CPAs must also satisfy a professional obligation of due care by exercising appropriate diligence in identifying items to be reported on the client's FBAR (AICPA Code of Professional Conduct, ET §0.300.060, "Due Care"). While the FBAR itself appears straightforward, the primary risk in FBAR preparation is identifying accounts and instruments the client is required to report. Many CPAs rely on information the client provided in the tax return organizer to identify foreign accounts and filing requirements, but CPAs should also consider other factors that suggest that a client is more likely than not to have a foreign account, and follow up when appropriate.

For example, does the client regularly travel abroad or own property in a foreign country? Does he or she have dual citizenship or close relatives who live outside the United States? Does the client have signature authority over his or her employer's accounts, and does the employer have international operations? Each of these factors increases the chances of a client's having ownership of or signature authority over a foreign account, so if a client meets these criteria, it may be advisable to have further discussions with him or her to avoid potential misunderstandings and missed filings. When training employees regarding FBAR requirements, it is critical to address the factors that increase the chances of an FBAR requirement so that those employees can assist in spotting clients with a higher likelihood for FBAR obligations.

A CPA inevitably must rely to a large extent on his or her clients to provide information to identify accounts to prepare accurate FBARs. The chances for success in identifying foreign accounts are therefore higher when the client is engaged and understands the importance of accurate and timely filing of FBARs. CPAs may want to provide a brief summary of FBAR filing requirements and the potential penalties for missed filings in the engagement letter, with the tax organizer, or in another communication to promote client understanding and engagement. Clients who do not provide timely, complete, and accurate information regarding foreign accounts (or any tax matter) create risks to themselves and to their CPAs.

The filing date change from June 30 to April 15 may create challenges forFBAR due diligence (Surface Transportation and Veterans Health Care Choice Improvement Act of 2015, P.L. 114-41, §2006). While a six-month extension for an FBAR filing is now available, CPAs must perform FBAR due diligence prior to April 15 to either file the FBAR or seek an extension. Due-diligence work that was performed in May or early June in prior years could potentially be required during tax season.

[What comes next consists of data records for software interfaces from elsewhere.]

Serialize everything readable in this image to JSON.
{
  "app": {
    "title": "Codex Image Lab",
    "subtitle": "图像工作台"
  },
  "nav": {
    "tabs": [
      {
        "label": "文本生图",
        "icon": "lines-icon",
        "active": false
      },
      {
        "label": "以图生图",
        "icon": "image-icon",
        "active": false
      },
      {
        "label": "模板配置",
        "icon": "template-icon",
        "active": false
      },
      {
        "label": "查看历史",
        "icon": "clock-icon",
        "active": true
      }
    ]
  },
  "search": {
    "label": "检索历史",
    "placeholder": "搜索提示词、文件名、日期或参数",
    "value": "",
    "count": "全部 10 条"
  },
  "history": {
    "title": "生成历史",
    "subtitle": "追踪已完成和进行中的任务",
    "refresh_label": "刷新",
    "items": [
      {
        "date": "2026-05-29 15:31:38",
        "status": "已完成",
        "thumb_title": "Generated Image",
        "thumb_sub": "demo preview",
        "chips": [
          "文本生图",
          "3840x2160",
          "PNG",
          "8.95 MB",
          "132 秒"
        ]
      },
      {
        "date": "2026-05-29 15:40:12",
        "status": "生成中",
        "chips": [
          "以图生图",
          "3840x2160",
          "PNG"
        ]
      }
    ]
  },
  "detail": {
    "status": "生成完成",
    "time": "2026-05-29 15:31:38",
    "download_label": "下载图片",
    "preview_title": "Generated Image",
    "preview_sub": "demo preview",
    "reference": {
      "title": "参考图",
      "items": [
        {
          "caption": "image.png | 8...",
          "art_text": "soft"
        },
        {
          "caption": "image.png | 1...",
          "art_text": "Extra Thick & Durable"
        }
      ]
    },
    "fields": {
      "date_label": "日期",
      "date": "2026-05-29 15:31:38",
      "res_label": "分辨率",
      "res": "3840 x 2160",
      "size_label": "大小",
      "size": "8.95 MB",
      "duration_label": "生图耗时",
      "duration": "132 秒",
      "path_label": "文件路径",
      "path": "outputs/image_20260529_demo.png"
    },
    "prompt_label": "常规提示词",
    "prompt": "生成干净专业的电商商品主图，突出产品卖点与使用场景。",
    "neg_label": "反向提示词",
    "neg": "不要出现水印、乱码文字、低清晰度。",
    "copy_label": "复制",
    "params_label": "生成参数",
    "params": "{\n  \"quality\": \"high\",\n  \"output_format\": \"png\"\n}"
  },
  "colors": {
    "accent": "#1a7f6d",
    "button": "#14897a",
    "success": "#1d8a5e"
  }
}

Adding work to what is already the busiest time of the year for many CPAs could increase the chances for errors, since there may be less time available for analysis or discussions with clients. To address this risk, CPAs should consider whether some FBAR due diligence (which is not dependent on completing a trial balance or receiving Forms W-2, Wage and Tax Statement, or Schedules K-1) could be performed in December or January when more time may be available.



Thomas Purcell is a professor of accounting and the chair of the Department of Accounting at Creighton University in Omaha, Neb. Mr. Purcell is also chair of the AICPA Tax Practice Responsibilities Committee. Heidi Ridgeway is a director of Tax Practice Policy & Quality at Grant Thornton LLP in Chicago. Peter Wilson is a partner for Tax Quality and Risk Management at RSM US LLP in Washington. Ms. Ridgeway and Mr. Wilson are members of the AICPA’s Tax Practice Responsibilities Committee.


Tax Insider Articles


Business meal deductions after the TCJA

This article discusses the history of the deduction of business meal expenses and the new rules under the TCJA and the regulations and provides a framework for documenting and substantiating the deduction.


Quirks spurred by COVID-19 tax relief

This article discusses some procedural and administrative quirks that have emerged with the new tax legislative, regulatory, and procedural guidance related to COVID-19.